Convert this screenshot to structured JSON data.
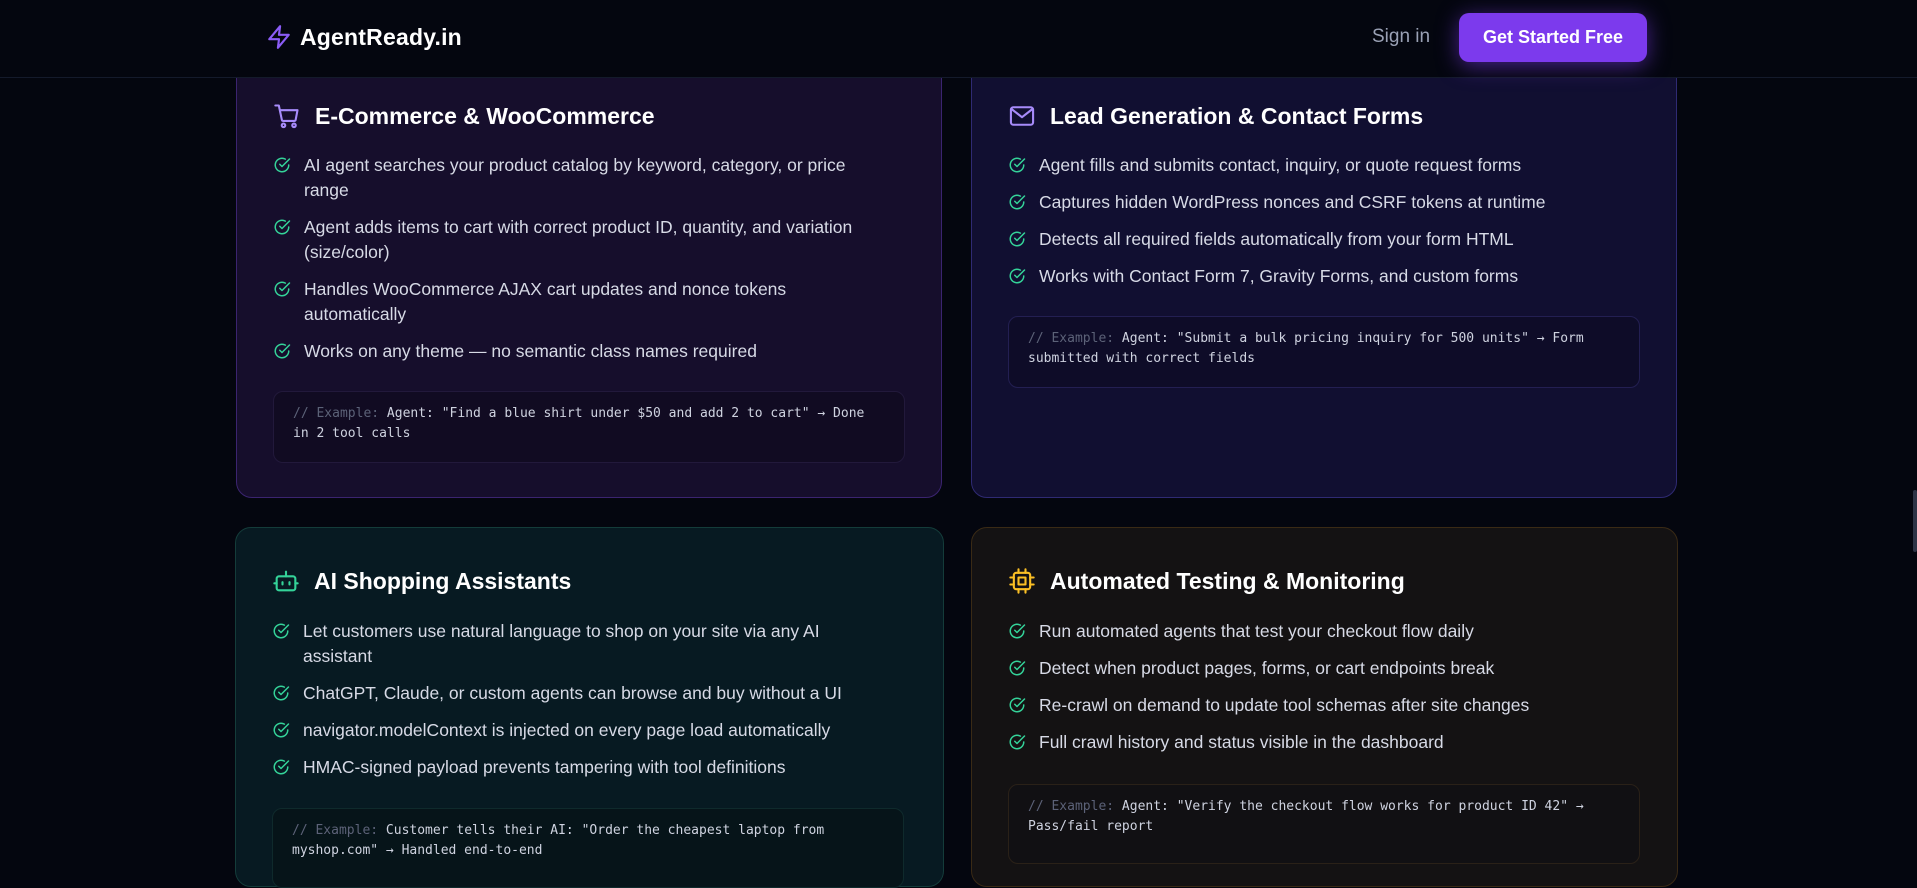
{
  "nav": {
    "brand": "AgentReady.in",
    "sign_in": "Sign in",
    "cta": "Get Started Free"
  },
  "colors": {
    "accent": "#7c3aed",
    "check": "#34d399",
    "background": "#04060f"
  },
  "cards": [
    {
      "icon": "shopping-cart-icon",
      "title": "E-Commerce & WooCommerce",
      "items": [
        "AI agent searches your product catalog by keyword, category, or price range",
        "Agent adds items to cart with correct product ID, quantity, and variation (size/color)",
        "Handles WooCommerce AJAX cart updates and nonce tokens automatically",
        "Works on any theme — no semantic class names required"
      ],
      "example_prefix": "// Example:",
      "example_text": "Agent: \"Find a blue shirt under $50 and add 2 to cart\" → Done in 2 tool calls"
    },
    {
      "icon": "mail-icon",
      "title": "Lead Generation & Contact Forms",
      "items": [
        "Agent fills and submits contact, inquiry, or quote request forms",
        "Captures hidden WordPress nonces and CSRF tokens at runtime",
        "Detects all required fields automatically from your form HTML",
        "Works with Contact Form 7, Gravity Forms, and custom forms"
      ],
      "example_prefix": "// Example:",
      "example_text": "Agent: \"Submit a bulk pricing inquiry for 500 units\" → Form submitted with correct fields"
    },
    {
      "icon": "bot-icon",
      "title": "AI Shopping Assistants",
      "items": [
        "Let customers use natural language to shop on your site via any AI assistant",
        "ChatGPT, Claude, or custom agents can browse and buy without a UI",
        "navigator.modelContext is injected on every page load automatically",
        "HMAC-signed payload prevents tampering with tool definitions"
      ],
      "example_prefix": "// Example:",
      "example_text": "Customer tells their AI: \"Order the cheapest laptop from myshop.com\" → Handled end-to-end"
    },
    {
      "icon": "chip-icon",
      "title": "Automated Testing & Monitoring",
      "items": [
        "Run automated agents that test your checkout flow daily",
        "Detect when product pages, forms, or cart endpoints break",
        "Re-crawl on demand to update tool schemas after site changes",
        "Full crawl history and status visible in the dashboard"
      ],
      "example_prefix": "// Example:",
      "example_text": "Agent: \"Verify the checkout flow works for product ID 42\" → Pass/fail report"
    }
  ]
}
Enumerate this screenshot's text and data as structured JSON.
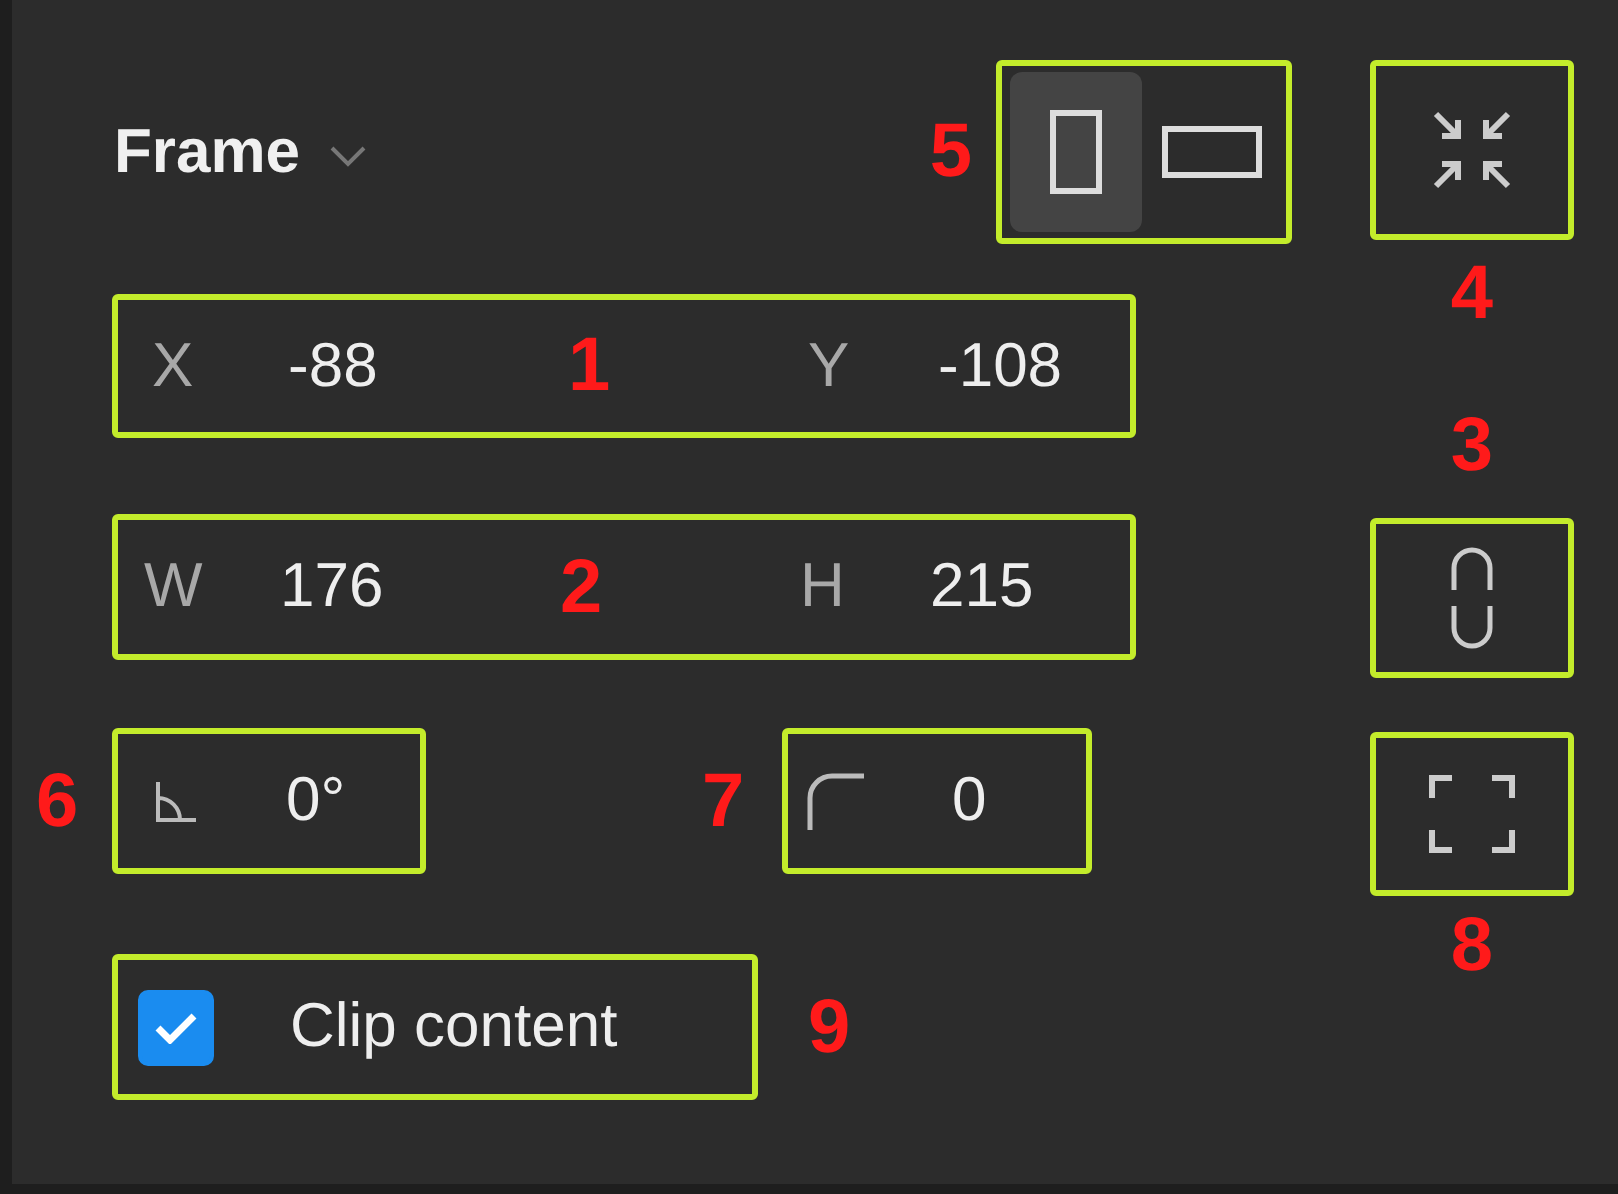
{
  "header": {
    "title": "Frame",
    "callout": "5",
    "orientation": [
      {
        "kind": "portrait",
        "selected": true
      },
      {
        "kind": "landscape",
        "selected": false
      }
    ]
  },
  "resize_to_fit": {
    "callout": "4"
  },
  "position": {
    "callout": "1",
    "fields": [
      {
        "label": "X",
        "value": "-88"
      },
      {
        "label": "Y",
        "value": "-108"
      }
    ]
  },
  "constrain_proportions": {
    "callout": "3"
  },
  "size": {
    "callout": "2",
    "fields": [
      {
        "label": "W",
        "value": "176"
      },
      {
        "label": "H",
        "value": "215"
      }
    ]
  },
  "rotation": {
    "callout": "6",
    "value": "0°"
  },
  "corner_radius": {
    "callout": "7",
    "value": "0"
  },
  "independent_corners": {
    "callout": "8"
  },
  "clip_content": {
    "callout": "9",
    "label": "Clip content",
    "checked": true
  }
}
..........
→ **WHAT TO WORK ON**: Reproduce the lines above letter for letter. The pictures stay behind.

→ **RESPONSE**:
Convert this screenshot to structured JSON data.
{
  "nav": {
    "brand": "AgentReady.in",
    "sign_in": "Sign in",
    "cta": "Get Started Free"
  },
  "colors": {
    "accent": "#7c3aed",
    "check": "#34d399",
    "background": "#04060f"
  },
  "cards": [
    {
      "icon": "shopping-cart-icon",
      "title": "E-Commerce & WooCommerce",
      "items": [
        "AI agent searches your product catalog by keyword, category, or price range",
        "Agent adds items to cart with correct product ID, quantity, and variation (size/color)",
        "Handles WooCommerce AJAX cart updates and nonce tokens automatically",
        "Works on any theme — no semantic class names required"
      ],
      "example_prefix": "// Example:",
      "example_text": "Agent: \"Find a blue shirt under $50 and add 2 to cart\" → Done in 2 tool calls"
    },
    {
      "icon": "mail-icon",
      "title": "Lead Generation & Contact Forms",
      "items": [
        "Agent fills and submits contact, inquiry, or quote request forms",
        "Captures hidden WordPress nonces and CSRF tokens at runtime",
        "Detects all required fields automatically from your form HTML",
        "Works with Contact Form 7, Gravity Forms, and custom forms"
      ],
      "example_prefix": "// Example:",
      "example_text": "Agent: \"Submit a bulk pricing inquiry for 500 units\" → Form submitted with correct fields"
    },
    {
      "icon": "bot-icon",
      "title": "AI Shopping Assistants",
      "items": [
        "Let customers use natural language to shop on your site via any AI assistant",
        "ChatGPT, Claude, or custom agents can browse and buy without a UI",
        "navigator.modelContext is injected on every page load automatically",
        "HMAC-signed payload prevents tampering with tool definitions"
      ],
      "example_prefix": "// Example:",
      "example_text": "Customer tells their AI: \"Order the cheapest laptop from myshop.com\" → Handled end-to-end"
    },
    {
      "icon": "chip-icon",
      "title": "Automated Testing & Monitoring",
      "items": [
        "Run automated agents that test your checkout flow daily",
        "Detect when product pages, forms, or cart endpoints break",
        "Re-crawl on demand to update tool schemas after site changes",
        "Full crawl history and status visible in the dashboard"
      ],
      "example_prefix": "// Example:",
      "example_text": "Agent: \"Verify the checkout flow works for product ID 42\" → Pass/fail report"
    }
  ]
}
Enumerate this screenshot's text and data as structured JSON.
{
  "header": {
    "title": "Frame",
    "callout": "5",
    "orientation": [
      {
        "kind": "portrait",
        "selected": true
      },
      {
        "kind": "landscape",
        "selected": false
      }
    ]
  },
  "resize_to_fit": {
    "callout": "4"
  },
  "position": {
    "callout": "1",
    "fields": [
      {
        "label": "X",
        "value": "-88"
      },
      {
        "label": "Y",
        "value": "-108"
      }
    ]
  },
  "constrain_proportions": {
    "callout": "3"
  },
  "size": {
    "callout": "2",
    "fields": [
      {
        "label": "W",
        "value": "176"
      },
      {
        "label": "H",
        "value": "215"
      }
    ]
  },
  "rotation": {
    "callout": "6",
    "value": "0°"
  },
  "corner_radius": {
    "callout": "7",
    "value": "0"
  },
  "independent_corners": {
    "callout": "8"
  },
  "clip_content": {
    "callout": "9",
    "label": "Clip content",
    "checked": true
  }
}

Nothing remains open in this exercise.